● WORK ITEM
Copy out each line of the data below in which "does" appears.

━━━ SUPPLIED INFORMATION

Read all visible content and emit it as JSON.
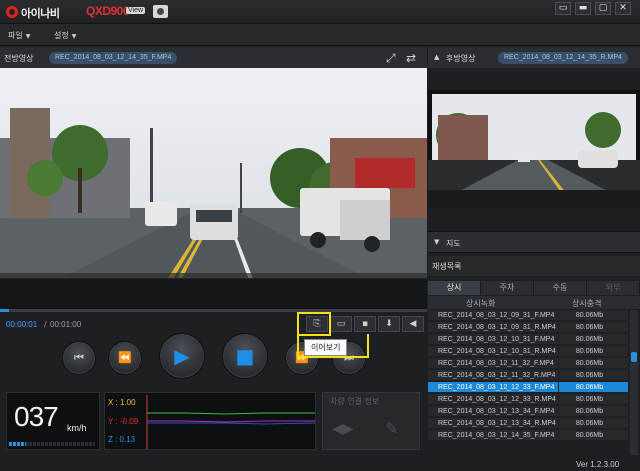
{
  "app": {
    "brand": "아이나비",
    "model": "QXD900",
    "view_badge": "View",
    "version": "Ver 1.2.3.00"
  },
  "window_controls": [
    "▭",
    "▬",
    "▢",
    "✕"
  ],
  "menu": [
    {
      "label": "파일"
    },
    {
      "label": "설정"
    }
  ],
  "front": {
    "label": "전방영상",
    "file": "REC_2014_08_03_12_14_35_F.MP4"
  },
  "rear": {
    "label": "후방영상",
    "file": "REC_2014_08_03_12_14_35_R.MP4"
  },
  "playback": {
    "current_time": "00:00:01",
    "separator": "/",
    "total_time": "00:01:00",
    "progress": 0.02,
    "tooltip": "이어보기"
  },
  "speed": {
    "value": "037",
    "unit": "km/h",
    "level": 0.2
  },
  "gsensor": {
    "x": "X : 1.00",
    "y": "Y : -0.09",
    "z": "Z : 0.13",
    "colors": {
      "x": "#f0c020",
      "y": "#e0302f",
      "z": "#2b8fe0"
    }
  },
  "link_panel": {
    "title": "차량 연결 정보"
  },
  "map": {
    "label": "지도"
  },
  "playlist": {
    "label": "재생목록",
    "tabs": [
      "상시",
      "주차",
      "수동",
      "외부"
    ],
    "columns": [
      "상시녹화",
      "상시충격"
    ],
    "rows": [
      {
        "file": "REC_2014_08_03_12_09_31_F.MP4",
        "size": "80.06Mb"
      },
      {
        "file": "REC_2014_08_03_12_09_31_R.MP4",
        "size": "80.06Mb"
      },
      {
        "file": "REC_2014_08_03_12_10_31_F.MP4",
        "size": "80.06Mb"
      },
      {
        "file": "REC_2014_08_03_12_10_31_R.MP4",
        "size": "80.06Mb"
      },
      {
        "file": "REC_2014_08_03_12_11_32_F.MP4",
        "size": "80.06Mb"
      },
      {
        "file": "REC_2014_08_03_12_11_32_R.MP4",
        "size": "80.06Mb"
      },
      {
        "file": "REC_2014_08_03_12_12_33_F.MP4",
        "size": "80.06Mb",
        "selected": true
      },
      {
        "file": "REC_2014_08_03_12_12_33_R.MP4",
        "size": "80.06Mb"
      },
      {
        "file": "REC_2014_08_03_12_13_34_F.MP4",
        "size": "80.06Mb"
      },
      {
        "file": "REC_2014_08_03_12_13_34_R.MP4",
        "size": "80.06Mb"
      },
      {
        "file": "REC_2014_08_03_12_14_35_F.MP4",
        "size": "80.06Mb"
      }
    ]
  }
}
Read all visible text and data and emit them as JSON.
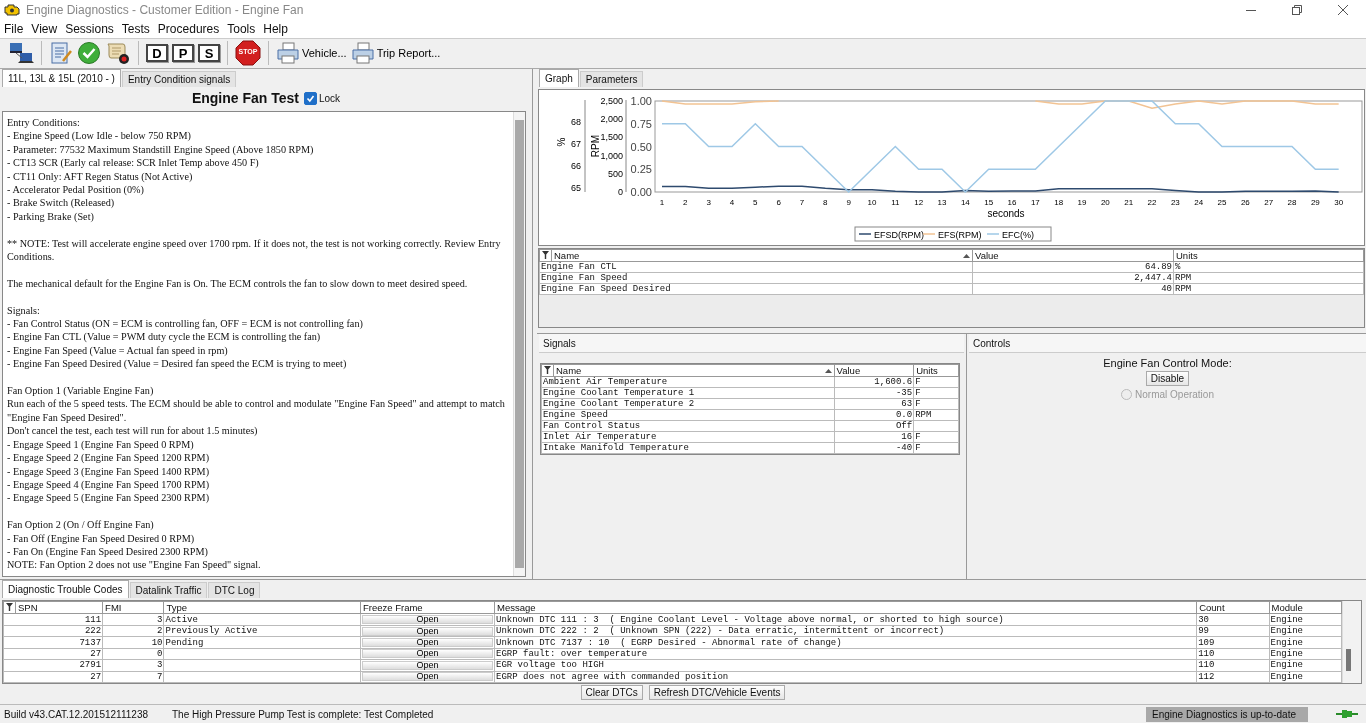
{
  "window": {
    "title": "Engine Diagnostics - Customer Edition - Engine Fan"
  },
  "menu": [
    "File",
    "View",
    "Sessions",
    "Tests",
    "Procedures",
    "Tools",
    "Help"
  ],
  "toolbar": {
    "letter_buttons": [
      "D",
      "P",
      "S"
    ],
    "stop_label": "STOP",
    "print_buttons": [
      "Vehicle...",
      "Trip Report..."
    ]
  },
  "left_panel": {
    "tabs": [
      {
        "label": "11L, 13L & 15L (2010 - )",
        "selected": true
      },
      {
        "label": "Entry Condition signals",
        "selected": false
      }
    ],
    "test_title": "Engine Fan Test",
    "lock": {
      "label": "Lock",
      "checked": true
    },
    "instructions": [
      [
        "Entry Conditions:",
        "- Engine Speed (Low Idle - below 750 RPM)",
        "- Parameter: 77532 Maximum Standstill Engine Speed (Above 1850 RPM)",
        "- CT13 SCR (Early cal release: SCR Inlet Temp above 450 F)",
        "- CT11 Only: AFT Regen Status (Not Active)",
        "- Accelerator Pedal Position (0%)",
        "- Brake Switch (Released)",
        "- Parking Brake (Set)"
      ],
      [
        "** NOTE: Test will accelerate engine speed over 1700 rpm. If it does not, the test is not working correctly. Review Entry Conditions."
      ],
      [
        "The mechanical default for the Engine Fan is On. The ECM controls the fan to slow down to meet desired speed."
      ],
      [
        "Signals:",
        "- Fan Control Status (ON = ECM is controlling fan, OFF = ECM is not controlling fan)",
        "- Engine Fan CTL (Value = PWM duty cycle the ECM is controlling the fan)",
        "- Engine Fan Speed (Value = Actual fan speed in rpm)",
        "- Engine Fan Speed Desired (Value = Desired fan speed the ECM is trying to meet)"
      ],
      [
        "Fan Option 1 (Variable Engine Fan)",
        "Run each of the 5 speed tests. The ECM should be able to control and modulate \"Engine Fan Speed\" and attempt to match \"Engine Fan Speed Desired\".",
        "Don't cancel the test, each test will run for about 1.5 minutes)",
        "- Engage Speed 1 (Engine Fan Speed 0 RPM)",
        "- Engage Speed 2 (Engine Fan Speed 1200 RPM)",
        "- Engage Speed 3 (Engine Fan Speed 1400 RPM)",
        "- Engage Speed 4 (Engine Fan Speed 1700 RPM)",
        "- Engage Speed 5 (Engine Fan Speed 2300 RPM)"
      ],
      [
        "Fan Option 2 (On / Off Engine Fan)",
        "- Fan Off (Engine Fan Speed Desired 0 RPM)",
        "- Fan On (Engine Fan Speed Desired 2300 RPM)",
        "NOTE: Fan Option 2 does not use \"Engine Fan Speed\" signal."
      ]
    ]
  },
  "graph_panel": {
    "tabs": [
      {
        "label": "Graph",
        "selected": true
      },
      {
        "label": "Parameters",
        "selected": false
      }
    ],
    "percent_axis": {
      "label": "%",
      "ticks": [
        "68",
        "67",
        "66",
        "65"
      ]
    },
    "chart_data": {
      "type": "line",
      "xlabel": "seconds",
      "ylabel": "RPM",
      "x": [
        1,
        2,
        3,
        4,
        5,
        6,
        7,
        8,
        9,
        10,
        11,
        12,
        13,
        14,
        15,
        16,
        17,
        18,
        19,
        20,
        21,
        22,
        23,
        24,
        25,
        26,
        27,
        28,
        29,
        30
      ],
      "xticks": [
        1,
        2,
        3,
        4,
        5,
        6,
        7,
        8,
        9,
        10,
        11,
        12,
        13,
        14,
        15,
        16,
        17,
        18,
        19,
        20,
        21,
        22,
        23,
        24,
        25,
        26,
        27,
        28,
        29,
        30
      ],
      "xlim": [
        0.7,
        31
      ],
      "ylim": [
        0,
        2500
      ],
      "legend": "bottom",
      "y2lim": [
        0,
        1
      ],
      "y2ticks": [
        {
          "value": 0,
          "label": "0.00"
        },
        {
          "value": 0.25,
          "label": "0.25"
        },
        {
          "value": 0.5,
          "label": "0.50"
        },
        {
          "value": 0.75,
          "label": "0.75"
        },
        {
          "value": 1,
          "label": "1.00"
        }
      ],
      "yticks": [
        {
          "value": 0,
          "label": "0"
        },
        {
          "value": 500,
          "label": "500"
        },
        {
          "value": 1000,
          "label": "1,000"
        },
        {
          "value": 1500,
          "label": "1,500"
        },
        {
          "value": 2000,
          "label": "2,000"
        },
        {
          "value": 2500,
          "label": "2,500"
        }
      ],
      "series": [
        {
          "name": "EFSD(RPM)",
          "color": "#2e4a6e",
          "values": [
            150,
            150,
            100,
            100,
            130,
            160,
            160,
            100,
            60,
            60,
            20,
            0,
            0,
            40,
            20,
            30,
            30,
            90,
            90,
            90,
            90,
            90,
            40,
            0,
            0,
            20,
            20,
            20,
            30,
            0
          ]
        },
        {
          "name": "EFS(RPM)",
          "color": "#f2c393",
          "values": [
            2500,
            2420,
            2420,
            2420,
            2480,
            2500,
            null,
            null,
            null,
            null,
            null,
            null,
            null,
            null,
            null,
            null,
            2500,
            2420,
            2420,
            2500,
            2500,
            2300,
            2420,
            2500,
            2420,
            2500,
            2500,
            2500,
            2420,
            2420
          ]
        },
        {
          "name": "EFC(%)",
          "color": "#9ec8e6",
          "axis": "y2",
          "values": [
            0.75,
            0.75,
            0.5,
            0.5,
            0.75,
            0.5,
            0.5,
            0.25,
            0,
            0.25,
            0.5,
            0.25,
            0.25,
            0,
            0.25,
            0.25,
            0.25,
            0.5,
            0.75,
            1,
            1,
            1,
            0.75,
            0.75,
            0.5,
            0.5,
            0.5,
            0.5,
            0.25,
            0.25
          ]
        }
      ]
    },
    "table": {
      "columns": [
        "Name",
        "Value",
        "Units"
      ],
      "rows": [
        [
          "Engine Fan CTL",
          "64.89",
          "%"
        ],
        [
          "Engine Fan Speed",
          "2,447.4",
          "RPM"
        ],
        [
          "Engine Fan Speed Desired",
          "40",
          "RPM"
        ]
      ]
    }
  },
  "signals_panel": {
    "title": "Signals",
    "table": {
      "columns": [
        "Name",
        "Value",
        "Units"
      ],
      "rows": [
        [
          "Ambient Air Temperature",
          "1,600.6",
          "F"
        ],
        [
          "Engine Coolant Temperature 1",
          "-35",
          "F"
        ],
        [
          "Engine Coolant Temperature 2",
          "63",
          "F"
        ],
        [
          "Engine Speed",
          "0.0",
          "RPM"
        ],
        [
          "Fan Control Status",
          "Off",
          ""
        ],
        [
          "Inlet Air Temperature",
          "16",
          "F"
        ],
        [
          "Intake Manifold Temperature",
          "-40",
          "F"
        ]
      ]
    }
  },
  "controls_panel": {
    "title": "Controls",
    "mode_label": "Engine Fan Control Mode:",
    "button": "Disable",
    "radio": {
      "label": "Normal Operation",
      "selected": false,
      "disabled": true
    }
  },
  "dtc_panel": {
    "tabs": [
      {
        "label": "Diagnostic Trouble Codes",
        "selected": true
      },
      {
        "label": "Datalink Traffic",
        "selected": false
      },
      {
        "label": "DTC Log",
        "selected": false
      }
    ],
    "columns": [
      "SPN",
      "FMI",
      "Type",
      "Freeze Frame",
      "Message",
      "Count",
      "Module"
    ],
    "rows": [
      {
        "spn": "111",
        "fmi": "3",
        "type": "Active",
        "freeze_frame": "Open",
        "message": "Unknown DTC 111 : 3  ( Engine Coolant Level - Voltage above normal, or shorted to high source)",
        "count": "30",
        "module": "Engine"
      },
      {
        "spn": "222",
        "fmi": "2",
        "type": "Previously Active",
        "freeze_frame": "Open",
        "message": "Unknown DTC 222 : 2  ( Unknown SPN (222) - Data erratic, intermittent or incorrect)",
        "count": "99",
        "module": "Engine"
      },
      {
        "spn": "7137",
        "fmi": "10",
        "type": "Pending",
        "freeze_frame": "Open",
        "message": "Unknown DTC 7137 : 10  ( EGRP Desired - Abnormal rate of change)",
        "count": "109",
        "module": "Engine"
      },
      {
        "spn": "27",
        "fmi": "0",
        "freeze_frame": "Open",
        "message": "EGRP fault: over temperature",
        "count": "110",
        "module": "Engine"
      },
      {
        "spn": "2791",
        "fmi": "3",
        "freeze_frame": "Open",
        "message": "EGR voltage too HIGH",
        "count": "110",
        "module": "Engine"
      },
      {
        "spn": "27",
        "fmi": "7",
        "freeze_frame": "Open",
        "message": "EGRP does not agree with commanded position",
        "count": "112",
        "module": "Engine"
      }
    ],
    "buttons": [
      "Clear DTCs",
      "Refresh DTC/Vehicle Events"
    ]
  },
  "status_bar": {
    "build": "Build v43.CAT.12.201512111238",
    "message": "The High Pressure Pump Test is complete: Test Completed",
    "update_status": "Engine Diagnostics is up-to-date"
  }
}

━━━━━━

● SOLUTION
        "** NOTE: Test will accelerate engine speed over 1700 rpm. If it does not, the test is not working correctly. Review Entry Conditions."
        "NOTE: Fan Option 2 does not use \"Engine Fan Speed\" signal."
        "message": "EGRP does not agree with commanded position",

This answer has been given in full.